The brokerage expects cost-to-income ratios to remain flat quarter on quarter (q o q), as weaker revenues offset any savings from government wage support schemes.

MKE's latest report comes ahead of trading updates from the local lenders early next month. UOB will report its Q3 trading update on Nov 4, followed by DBS and OCBC the next day.

MKE said that non-performing loans among Singapore banks should tick up, albeit more slowly due to moratoriums. "We expect provisioning costs - while remaining high - to see q-o-q deceleration," it said.

As for non-interest income, rising economic activity and branch openings post the lockdowns in H1 should translate to positive momentum in wealth management fees as well as credit card spending, MKE said, noting that trading income may also be buoyant.

The brokerage added that it will watch out for management guidance on moratorium trends as well as risks of dividend caps possibly extending to fiscal 2021.

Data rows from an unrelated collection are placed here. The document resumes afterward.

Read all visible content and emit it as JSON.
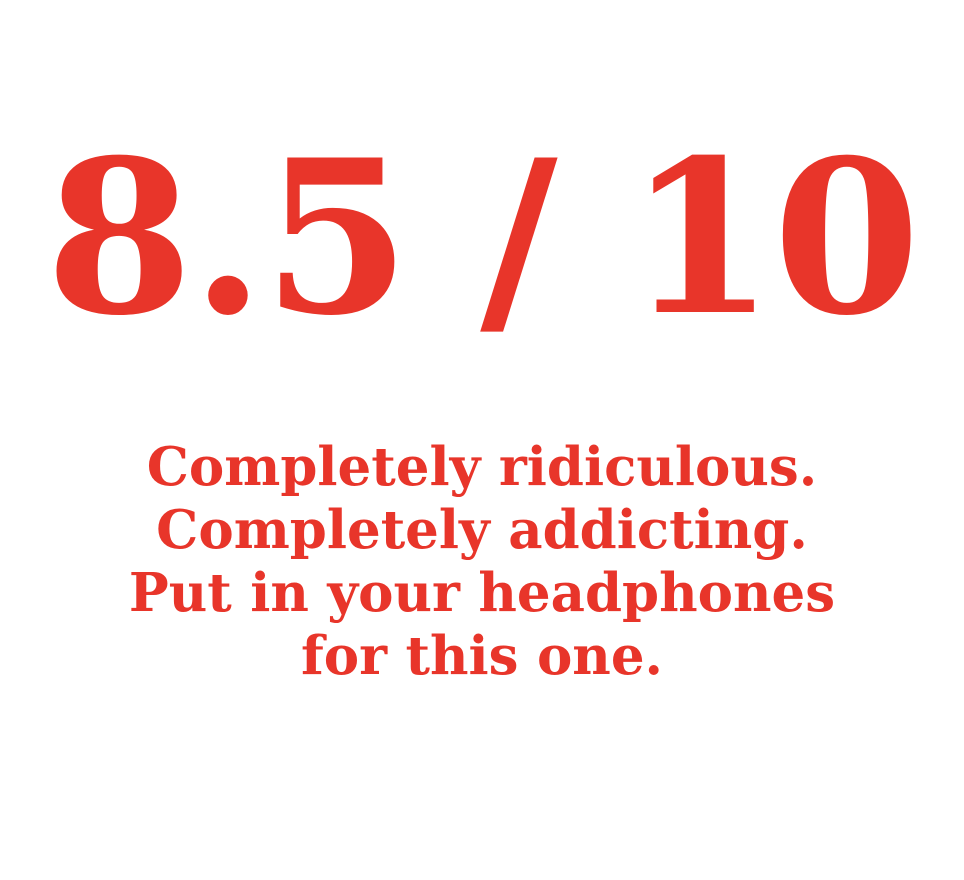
{
  "rating": {
    "score_text": "8.5 / 10",
    "score": 8.5,
    "max_score": 10,
    "color": "#e8352a"
  },
  "tagline": {
    "lines": [
      "Completely ridiculous.",
      "Completely addicting.",
      "Put in your headphones",
      "for this one."
    ]
  }
}
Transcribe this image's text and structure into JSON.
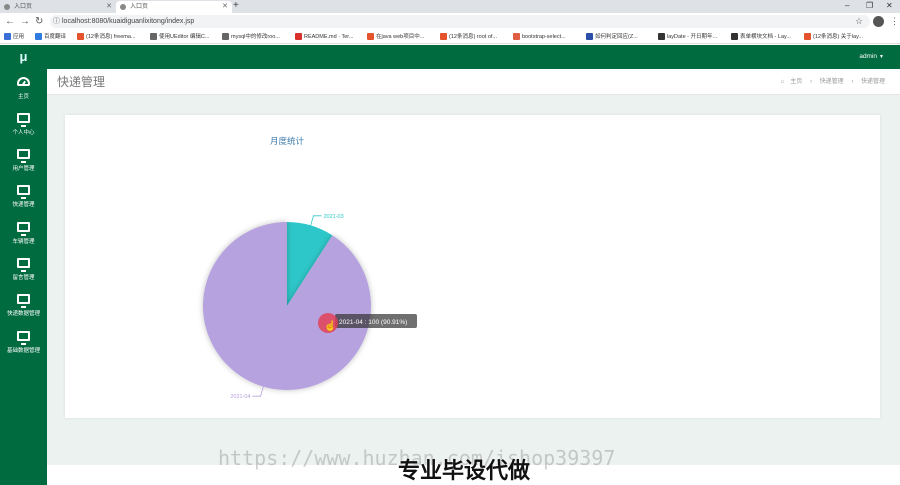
{
  "browser": {
    "tabs": [
      {
        "title": "入口页",
        "active": false
      },
      {
        "title": "入口页",
        "active": true
      }
    ],
    "new_tab": "+",
    "window_controls": [
      "–",
      "❐",
      "✕"
    ],
    "url": "localhost:8080/kuaidiguanlixitong/index.jsp",
    "bookmarks": [
      {
        "label": "应用",
        "color": "#3b6fd8"
      },
      {
        "label": "百度翻译",
        "color": "#2f7be0"
      },
      {
        "label": "(12条消息) freema...",
        "color": "#e5532d"
      },
      {
        "label": "使用UEditor 编辑C...",
        "color": "#666666"
      },
      {
        "label": "mysql中的修改roo...",
        "color": "#666666"
      },
      {
        "label": "README.md · Ter...",
        "color": "#d9302c"
      },
      {
        "label": "在java web项目中...",
        "color": "#e5532d"
      },
      {
        "label": "(12条消息) root of...",
        "color": "#e5532d"
      },
      {
        "label": "bootstrap-select...",
        "color": "#e05d44"
      },
      {
        "label": "如何判定回应(Z...",
        "color": "#2b4fa8"
      },
      {
        "label": "layDate - 开日期年...",
        "color": "#333333"
      },
      {
        "label": "表单横块文档 - Lay...",
        "color": "#333333"
      },
      {
        "label": "(12条消息) 关于lay...",
        "color": "#e5532d"
      }
    ]
  },
  "sidebar": {
    "brand": "μ",
    "items": [
      {
        "label": "主页",
        "icon": "dashboard-icon"
      },
      {
        "label": "个人中心",
        "icon": "monitor-icon"
      },
      {
        "label": "用户管理",
        "icon": "monitor-icon"
      },
      {
        "label": "快递管理",
        "icon": "monitor-icon"
      },
      {
        "label": "车辆管理",
        "icon": "monitor-icon"
      },
      {
        "label": "留言管理",
        "icon": "monitor-icon"
      },
      {
        "label": "快递数据管理",
        "icon": "monitor-icon"
      },
      {
        "label": "基础数据管理",
        "icon": "monitor-icon"
      }
    ]
  },
  "header": {
    "user": "admin",
    "page_title": "快递管理",
    "breadcrumb": [
      "主页",
      "快递管理",
      "快递管理"
    ]
  },
  "chart_data": {
    "type": "pie",
    "title": "月度统计",
    "slices": [
      {
        "label": "2021-03",
        "value": 10,
        "color": "#2ec7c9"
      },
      {
        "label": "2021-04",
        "value": 100,
        "color": "#b6a2de"
      }
    ],
    "tooltip": "2021-04 : 100 (90.91%)"
  },
  "watermark": {
    "url": "https://www.huzhan.com/ishop39397",
    "text": "专业毕设代做"
  }
}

"Stronger fees and lower credit charges may position DBS with the highest potential of surprising on the upside, while UOB with the least," MKE said.

Over in Malaysia, MIB noted in an Oct 14 research note that the financial stability review for H1 2020 by Bank Negara Malaysia (BNM) says financial repayment capacity remains manageable, although financial stress among households and businesses has increased.

MIB has maintained "buy" calls on Hong Leong Bank, Hong Leong Financial Group, RHB Bank, AMMB Holdings and BIMB Holdings.

Of the two million customers engaged by banks by end September, there have been 514,000 applications from households and small and medium-sized enterprises to reschedule or restructure (R&R) their loans, at a 98 per cent approval rate; there have been 3,400 applications from corporates, MIB noted. It added that 40 per cent of the R&R has taken the form of deferred payments, while the rest have been through reduced repayments.

MIB analyst Desmond Ch'ng said: "The banking system's exposure to vulnerable sectors is about 16 per cent of total loans. Positively, repayments post moratorium are currently at 69 per cent of levels prior to the moratorium."

BNM's stress test projects the system's gross impaired loans ratio to peak at 4.1 per cent in 2021, MIB reported.

Nonetheless, "Common Equity Tier 1 would remain comfortable, declining just 3.1 percentage points from current levels", it added.

BT is now on Telegram!

For daily updates on weekdays and specially selected content for the weekend. Subscribe to t.me/BizTimes